"We are developing and will soon roll out a portable wearable device that will... not depend on possession of a smartphone," Singapore's foreign minister Vivian Balakrishnan told parliament last Friday. "I believe this will be more inclusive and it will ensure that all of us will be protected."

The upcoming wearable device marks Singapore's attempt at a supplemental contact tracing method and comes as the city-state grapples with one of the highest caseloads in Asia, after being lauded for its "gold standard" response in the early stages of the pandemic. 

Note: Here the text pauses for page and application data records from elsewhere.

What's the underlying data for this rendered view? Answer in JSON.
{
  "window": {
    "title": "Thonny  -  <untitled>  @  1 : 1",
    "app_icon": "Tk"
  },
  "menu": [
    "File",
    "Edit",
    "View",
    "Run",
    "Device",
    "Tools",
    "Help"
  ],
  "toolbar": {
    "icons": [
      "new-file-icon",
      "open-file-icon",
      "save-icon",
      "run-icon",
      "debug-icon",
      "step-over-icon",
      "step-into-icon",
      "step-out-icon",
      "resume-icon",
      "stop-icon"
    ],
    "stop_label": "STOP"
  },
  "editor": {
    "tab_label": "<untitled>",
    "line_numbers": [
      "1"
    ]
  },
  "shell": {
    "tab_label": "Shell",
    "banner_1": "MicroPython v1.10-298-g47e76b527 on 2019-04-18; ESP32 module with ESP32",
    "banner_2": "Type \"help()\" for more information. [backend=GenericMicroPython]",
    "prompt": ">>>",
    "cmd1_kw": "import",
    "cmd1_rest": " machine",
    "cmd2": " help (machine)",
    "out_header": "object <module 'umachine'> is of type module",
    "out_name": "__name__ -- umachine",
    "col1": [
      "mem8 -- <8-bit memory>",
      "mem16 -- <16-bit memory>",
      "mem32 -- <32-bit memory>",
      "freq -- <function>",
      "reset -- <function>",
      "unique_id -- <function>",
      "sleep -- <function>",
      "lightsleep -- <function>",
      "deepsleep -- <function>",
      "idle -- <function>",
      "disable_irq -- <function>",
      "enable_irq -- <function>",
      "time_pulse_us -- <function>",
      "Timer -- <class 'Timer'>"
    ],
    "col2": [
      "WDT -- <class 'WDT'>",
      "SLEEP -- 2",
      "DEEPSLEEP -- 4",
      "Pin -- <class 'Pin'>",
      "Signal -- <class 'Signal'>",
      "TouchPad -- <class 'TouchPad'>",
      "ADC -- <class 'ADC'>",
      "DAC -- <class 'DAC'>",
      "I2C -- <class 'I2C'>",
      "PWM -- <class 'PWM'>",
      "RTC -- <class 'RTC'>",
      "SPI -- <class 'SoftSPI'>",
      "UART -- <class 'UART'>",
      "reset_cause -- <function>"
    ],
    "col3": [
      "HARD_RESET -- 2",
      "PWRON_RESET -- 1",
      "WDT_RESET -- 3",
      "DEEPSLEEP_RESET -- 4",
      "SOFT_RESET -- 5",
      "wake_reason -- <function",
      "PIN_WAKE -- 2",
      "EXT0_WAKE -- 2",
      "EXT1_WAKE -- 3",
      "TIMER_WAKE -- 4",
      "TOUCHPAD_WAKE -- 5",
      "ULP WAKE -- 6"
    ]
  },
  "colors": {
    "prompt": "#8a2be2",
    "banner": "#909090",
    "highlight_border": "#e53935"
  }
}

News of the wearable device, which can be carried in a handbag or worn at the end of lanyard, has been met with criticism amongst Singaporeans, some of whom expressed concerns over privacy. An online petition with the title "Singapore says 'No' to wearable devices for COVID-19 contact tracing" received more than 37,400 signatures as of Tuesday. The petition goes on to cite the potential for the device to help authorities "track citizens' movements 24/7. "This will be done regardless of whether the person has a phone or not, regardless whether their phone is switched off or on," it says.

Addressing privacy concerns, Balakrishnan -- who is also the minister in charge of the city-state's smart nation initiative -- said Monday the device will not have GPS, nor will it have internet or cellular connectivity. As such, it cannot track location or movement of individuals.

Singapore released one of the first nationwide contact tracing apps, called TraceTogether, in March. The app uses Bluetooth signals to help authorities identify which people have been exposed to patients infected with the coronavirus. In an analysis of 25 apps, the Massachusetts Institute of Technology (MIT), gave it five out of five stars. But it was not widely downloaded by Singaporeans and doesn't work as well on  Apple  or iOS devices, which suspend Bluetooth when the app is running in the background.  The island nation has also deployed robot dogs, developed by Boston Dynamics, at a local park to remind visitors to practice proper social distancing.

Singapore is not alone in testing wearables for distribution to its residents. South Korea and Hong Kong, places where the coronavirus has been largely contained, have relied on wearable devices to help enforce their respective quarantines. 

As of Monday, Singapore confirmed a total of 38,296 coronavirus cases.